Interface dataset entries
■ ■ ■

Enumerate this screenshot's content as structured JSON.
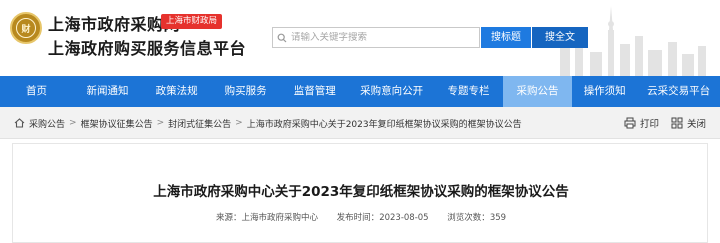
{
  "header": {
    "title_line1": "上海市政府采购网",
    "title_line2": "上海政府购买服务信息平台",
    "badge": "上海市财政局",
    "logo_text": "财"
  },
  "search": {
    "placeholder": "请输入关键字搜索",
    "btn_title": "搜标题",
    "btn_all": "搜全文"
  },
  "nav": {
    "items": [
      "首页",
      "新闻通知",
      "政策法规",
      "购买服务",
      "监督管理",
      "采购意向公开",
      "专题专栏",
      "采购公告",
      "操作须知",
      "云采交易平台"
    ],
    "active_index": 7
  },
  "breadcrumb": {
    "items": [
      "采购公告",
      "框架协议征集公告",
      "封闭式征集公告",
      "上海市政府采购中心关于2023年复印纸框架协议采购的框架协议公告"
    ]
  },
  "tools": {
    "print": "打印",
    "close": "关闭"
  },
  "article": {
    "title": "上海市政府采购中心关于2023年复印纸框架协议采购的框架协议公告",
    "source_label": "来源：",
    "source_value": "上海市政府采购中心",
    "date_label": "发布时间：",
    "date_value": "2023-08-05",
    "views_label": "浏览次数：",
    "views_value": "359"
  },
  "colors": {
    "nav_bg": "#1c74d6",
    "nav_active": "#7fb7f0",
    "badge": "#e6322d",
    "search_btn": "#1e7ae0"
  }
}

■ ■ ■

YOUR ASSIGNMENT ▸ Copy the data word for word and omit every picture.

EXPECTED OUTPUT ▸
Enumerate this screenshot's content as structured JSON.
{
  "header": {
    "title_line1": "上海市政府采购网",
    "title_line2": "上海政府购买服务信息平台",
    "badge": "上海市财政局",
    "logo_text": "财"
  },
  "search": {
    "placeholder": "请输入关键字搜索",
    "btn_title": "搜标题",
    "btn_all": "搜全文"
  },
  "nav": {
    "items": [
      "首页",
      "新闻通知",
      "政策法规",
      "购买服务",
      "监督管理",
      "采购意向公开",
      "专题专栏",
      "采购公告",
      "操作须知",
      "云采交易平台"
    ],
    "active_index": 7
  },
  "breadcrumb": {
    "items": [
      "采购公告",
      "框架协议征集公告",
      "封闭式征集公告",
      "上海市政府采购中心关于2023年复印纸框架协议采购的框架协议公告"
    ]
  },
  "tools": {
    "print": "打印",
    "close": "关闭"
  },
  "article": {
    "title": "上海市政府采购中心关于2023年复印纸框架协议采购的框架协议公告",
    "source_label": "来源：",
    "source_value": "上海市政府采购中心",
    "date_label": "发布时间：",
    "date_value": "2023-08-05",
    "views_label": "浏览次数：",
    "views_value": "359"
  },
  "colors": {
    "nav_bg": "#1c74d6",
    "nav_active": "#7fb7f0",
    "badge": "#e6322d",
    "search_btn": "#1e7ae0"
  }
}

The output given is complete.